NV Energy one-upped its huge 2018 solar and storage procurement on Tuesday, announcing three new solar projects totaling 1,200 megawatts paired with 590 megawatts of battery storage.
Colin Smith, a senior solar analyst at Wood Mackenzie Power & Renewables, called the procurement “hulkingly big.” When built, one of the projects — at 690 megawatts — will be the largest solar plant in the U.S., according to tracking from WoodMac
The three solar-plus-storage projects, developed by 8minute Solar Energy, EDF Renewables and Quinbrook Infrastructure Partners and Arevia Power, should be complete by 2023. Two will be built on the Moapa Band of Paiutes Indian River Reservation, in partnership with the tribe.
Aside from their massive size, the contracts also come as a vote of confidence in utility-scale solar-plus-storage, according to analysts. Developer 8minute said its project could run 65 percent of the time during peak summer hours, as opposed to the 29.9 percent availability of the average solar plant in Nevada.
“That’s really a paradigm shift from the utility had to take my power whenever the sun was shining to the utility telling us what their customer’s needs are and we design and engineer a power plant to fit those criteria,” said Tom Buttgenbach, president and CEO at 8minute. “The days of renewable equals intermittent and a headache for utilities to integrate into their systems is now reversed to where this delivers exactly what the utility wants.”
Doug Cannon, NV Energy’s president and CEO, said in a statement that the addition of battery storage “helps extend the benefits of these solar projects.”
The Berkshire Hathaway-owned utility, which provides about 81 percent of the state’s electricity, said the projects will push it past a target to double renewable energy capacity between 2018 and 2023. Next the utility is working to meet a new 50 percent by 2030 renewable portfolio standard (RPS) passed this year.
WoodMac’s Smith said the back-to-back, big-time procurements show that utilities can make the quick transition towards renewable resources that’s under discussion in states and at the federal level through policies like the Green New Deal.
“When we go back to the question of, can we make the transition fast enough to help climate change, it’s easy to point to someone like NV Energy, which is a pretty large utility in a pretty large state,” said Smith. “They’re moving towards renewables at a pretty rapid pace.”
If the past two years offer any indication, NV will keep picking up renewables at a clip. The utility’s 2018 procurement totaled 1,001 megawatts with 100 megawatts of storage.
NV Energy did not respond to request for comment on where the latest projects position the utility in meeting the state’s fresh RPS, but according to a 2018 report from the Nevada Governor’s Office of Energy, the utility had consistently met the state’s requirements from 2013 to 2018.

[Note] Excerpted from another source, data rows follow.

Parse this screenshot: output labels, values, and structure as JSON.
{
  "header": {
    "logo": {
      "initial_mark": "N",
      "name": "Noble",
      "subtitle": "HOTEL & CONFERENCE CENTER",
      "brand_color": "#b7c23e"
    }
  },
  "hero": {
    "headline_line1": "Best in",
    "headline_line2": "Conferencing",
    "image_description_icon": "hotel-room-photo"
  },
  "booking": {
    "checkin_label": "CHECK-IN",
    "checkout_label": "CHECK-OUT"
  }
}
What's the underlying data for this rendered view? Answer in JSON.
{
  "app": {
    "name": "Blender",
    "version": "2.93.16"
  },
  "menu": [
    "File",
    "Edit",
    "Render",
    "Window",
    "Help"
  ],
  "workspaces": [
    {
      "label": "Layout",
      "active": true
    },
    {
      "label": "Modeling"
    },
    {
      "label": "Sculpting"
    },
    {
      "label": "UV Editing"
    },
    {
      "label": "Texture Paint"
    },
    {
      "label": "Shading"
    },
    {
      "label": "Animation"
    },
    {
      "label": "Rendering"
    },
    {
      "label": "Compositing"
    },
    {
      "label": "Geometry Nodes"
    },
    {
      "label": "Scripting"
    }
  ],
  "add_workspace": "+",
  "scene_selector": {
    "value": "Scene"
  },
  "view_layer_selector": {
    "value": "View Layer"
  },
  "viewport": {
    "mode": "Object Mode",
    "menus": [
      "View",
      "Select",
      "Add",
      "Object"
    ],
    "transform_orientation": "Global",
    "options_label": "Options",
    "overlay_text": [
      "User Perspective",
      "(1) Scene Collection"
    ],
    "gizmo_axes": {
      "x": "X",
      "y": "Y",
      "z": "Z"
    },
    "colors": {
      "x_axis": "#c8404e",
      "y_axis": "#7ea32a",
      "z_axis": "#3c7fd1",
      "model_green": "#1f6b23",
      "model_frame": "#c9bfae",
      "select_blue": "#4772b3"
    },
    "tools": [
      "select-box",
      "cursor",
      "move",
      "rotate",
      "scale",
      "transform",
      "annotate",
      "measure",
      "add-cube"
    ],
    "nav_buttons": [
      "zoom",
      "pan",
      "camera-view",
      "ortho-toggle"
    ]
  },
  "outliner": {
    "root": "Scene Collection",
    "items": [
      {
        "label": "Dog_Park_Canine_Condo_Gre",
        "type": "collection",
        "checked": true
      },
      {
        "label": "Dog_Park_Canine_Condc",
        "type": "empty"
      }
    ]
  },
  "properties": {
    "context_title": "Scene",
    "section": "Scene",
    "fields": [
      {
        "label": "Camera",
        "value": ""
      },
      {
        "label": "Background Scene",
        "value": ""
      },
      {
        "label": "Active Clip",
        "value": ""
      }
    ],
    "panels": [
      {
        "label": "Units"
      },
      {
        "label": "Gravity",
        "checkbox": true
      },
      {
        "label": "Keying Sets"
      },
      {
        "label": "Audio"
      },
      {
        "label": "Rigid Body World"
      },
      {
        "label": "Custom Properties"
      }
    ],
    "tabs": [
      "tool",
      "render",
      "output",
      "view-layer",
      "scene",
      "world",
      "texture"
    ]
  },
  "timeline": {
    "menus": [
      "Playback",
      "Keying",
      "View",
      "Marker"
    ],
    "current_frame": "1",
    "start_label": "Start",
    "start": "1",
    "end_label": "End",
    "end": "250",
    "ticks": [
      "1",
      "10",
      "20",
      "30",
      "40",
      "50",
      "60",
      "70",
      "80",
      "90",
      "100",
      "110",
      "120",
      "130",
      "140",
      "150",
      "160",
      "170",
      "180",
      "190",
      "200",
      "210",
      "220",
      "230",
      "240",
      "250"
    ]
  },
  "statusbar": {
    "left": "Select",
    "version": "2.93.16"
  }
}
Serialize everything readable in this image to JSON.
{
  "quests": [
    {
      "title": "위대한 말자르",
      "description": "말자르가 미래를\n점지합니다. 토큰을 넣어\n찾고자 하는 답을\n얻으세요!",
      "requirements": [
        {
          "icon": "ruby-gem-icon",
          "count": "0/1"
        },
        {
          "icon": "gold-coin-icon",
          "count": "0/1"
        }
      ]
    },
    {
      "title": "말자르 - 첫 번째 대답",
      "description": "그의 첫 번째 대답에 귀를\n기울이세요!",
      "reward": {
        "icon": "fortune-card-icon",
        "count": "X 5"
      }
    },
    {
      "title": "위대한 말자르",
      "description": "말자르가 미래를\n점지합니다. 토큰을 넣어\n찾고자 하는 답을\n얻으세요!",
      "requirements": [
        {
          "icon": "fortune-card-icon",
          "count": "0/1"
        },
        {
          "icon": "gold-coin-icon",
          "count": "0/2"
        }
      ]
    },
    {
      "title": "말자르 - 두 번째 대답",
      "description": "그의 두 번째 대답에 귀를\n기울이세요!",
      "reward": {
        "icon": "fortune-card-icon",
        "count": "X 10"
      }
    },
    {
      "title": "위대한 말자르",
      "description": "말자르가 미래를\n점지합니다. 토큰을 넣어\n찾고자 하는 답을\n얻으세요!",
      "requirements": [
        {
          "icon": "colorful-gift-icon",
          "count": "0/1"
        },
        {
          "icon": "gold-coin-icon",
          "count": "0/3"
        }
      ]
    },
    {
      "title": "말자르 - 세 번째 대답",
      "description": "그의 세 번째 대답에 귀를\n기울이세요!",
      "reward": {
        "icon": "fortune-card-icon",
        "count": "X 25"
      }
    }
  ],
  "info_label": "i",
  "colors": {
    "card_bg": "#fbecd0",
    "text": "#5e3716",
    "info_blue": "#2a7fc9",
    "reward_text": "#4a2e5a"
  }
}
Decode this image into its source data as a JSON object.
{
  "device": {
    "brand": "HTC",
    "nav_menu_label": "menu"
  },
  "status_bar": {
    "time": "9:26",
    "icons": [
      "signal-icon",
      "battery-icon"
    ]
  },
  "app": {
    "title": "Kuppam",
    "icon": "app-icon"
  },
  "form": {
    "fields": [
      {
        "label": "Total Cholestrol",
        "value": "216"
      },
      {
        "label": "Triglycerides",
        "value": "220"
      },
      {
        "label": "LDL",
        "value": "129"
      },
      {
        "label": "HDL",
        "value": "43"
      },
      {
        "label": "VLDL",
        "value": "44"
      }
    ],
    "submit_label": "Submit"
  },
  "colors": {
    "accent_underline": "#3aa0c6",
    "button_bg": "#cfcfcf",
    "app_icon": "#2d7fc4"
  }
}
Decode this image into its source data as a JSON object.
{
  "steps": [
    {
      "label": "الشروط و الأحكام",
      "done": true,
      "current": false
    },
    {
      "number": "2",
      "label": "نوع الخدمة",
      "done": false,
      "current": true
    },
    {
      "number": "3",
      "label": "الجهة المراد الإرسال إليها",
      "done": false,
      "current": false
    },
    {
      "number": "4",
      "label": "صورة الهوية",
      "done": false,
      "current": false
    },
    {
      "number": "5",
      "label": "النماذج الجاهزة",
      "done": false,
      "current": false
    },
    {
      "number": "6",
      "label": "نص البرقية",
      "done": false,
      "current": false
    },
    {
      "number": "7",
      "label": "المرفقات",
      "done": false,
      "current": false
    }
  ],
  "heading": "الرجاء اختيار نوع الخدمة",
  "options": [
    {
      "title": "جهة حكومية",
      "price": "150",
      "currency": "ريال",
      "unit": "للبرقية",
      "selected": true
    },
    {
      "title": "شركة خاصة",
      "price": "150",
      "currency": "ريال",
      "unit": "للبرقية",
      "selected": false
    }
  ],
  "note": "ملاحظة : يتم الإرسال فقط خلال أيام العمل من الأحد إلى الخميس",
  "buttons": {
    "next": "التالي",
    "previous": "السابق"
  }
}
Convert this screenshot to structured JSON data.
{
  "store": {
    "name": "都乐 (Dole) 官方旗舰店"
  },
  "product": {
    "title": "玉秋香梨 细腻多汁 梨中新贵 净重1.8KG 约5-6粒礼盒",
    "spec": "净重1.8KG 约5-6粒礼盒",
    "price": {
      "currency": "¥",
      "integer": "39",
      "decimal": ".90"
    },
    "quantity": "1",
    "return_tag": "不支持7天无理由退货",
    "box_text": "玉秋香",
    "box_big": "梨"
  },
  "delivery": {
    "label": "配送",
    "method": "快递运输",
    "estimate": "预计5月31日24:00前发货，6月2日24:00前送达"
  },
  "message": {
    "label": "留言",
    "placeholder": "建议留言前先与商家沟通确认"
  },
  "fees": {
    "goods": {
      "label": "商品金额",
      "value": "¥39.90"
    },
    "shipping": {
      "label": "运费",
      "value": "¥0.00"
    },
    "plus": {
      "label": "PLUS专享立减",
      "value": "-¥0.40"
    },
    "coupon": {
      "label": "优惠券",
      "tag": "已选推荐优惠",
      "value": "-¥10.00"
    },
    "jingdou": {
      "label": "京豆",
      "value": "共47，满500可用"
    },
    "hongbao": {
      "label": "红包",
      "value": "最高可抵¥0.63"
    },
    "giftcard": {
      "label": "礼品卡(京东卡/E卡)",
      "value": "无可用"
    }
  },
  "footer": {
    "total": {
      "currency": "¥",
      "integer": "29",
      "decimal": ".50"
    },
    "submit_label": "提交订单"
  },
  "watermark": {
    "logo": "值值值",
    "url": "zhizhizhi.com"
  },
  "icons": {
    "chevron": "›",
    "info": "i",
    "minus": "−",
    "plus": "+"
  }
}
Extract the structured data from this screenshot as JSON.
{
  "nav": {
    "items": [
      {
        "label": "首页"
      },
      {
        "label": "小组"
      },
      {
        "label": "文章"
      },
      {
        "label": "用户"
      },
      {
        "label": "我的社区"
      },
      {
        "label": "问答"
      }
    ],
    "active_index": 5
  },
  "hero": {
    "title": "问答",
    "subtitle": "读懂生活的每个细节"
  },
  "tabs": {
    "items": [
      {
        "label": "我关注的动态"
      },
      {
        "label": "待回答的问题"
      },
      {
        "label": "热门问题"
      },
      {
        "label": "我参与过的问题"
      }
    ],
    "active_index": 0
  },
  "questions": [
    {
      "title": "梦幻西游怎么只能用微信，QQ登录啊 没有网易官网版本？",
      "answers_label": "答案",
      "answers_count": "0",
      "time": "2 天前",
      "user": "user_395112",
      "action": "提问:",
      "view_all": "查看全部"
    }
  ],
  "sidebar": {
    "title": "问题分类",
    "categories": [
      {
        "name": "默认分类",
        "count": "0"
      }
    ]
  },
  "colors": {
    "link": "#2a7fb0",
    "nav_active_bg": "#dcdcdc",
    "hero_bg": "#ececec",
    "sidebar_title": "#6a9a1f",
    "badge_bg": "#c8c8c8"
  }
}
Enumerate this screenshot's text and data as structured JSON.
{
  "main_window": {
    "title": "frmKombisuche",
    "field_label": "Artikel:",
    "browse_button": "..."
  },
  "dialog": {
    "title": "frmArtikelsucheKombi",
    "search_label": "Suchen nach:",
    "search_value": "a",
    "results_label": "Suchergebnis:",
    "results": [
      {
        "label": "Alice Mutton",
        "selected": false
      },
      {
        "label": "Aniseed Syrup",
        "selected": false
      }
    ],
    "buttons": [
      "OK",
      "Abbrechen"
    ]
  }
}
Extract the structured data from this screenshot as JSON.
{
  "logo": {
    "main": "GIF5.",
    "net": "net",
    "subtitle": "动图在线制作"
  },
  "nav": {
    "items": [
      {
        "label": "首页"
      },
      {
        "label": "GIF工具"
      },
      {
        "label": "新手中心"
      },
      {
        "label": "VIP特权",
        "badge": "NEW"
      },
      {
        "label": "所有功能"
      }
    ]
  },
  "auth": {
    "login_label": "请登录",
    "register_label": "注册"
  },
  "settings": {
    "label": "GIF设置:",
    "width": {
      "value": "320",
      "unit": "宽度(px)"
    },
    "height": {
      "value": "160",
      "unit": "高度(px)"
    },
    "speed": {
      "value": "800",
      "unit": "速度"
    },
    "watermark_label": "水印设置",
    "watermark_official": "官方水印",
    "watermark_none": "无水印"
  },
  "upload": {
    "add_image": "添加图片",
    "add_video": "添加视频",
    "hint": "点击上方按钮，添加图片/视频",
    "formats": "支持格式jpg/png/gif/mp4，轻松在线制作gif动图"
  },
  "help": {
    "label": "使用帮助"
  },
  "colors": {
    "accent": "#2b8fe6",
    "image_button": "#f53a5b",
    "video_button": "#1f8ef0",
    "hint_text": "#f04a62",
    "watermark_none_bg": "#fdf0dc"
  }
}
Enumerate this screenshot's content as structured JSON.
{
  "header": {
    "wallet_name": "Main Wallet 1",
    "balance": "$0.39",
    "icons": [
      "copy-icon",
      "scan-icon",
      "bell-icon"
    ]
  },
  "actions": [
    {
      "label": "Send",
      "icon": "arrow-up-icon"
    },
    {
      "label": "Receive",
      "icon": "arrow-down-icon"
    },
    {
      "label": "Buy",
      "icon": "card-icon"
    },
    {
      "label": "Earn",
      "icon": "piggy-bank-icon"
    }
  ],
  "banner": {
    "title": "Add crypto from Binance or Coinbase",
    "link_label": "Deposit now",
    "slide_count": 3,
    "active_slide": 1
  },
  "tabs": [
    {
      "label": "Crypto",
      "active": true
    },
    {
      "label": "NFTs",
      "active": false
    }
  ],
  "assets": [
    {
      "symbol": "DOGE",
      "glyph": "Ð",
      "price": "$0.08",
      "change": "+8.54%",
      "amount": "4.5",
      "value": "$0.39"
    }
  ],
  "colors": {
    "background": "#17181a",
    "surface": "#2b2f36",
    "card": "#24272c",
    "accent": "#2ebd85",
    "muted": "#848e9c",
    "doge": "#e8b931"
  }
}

NV Energy did not disclose power purchase agreement prices for the projects, but 8minute said its project, at 300 megawatts of solar and 135-megawatts of 4-hour storage, will come in around $35 per megawatt hour. That’s comparable with the projects NV signed last year, which ranged between $30.94 and $36.94 per megawatt hour.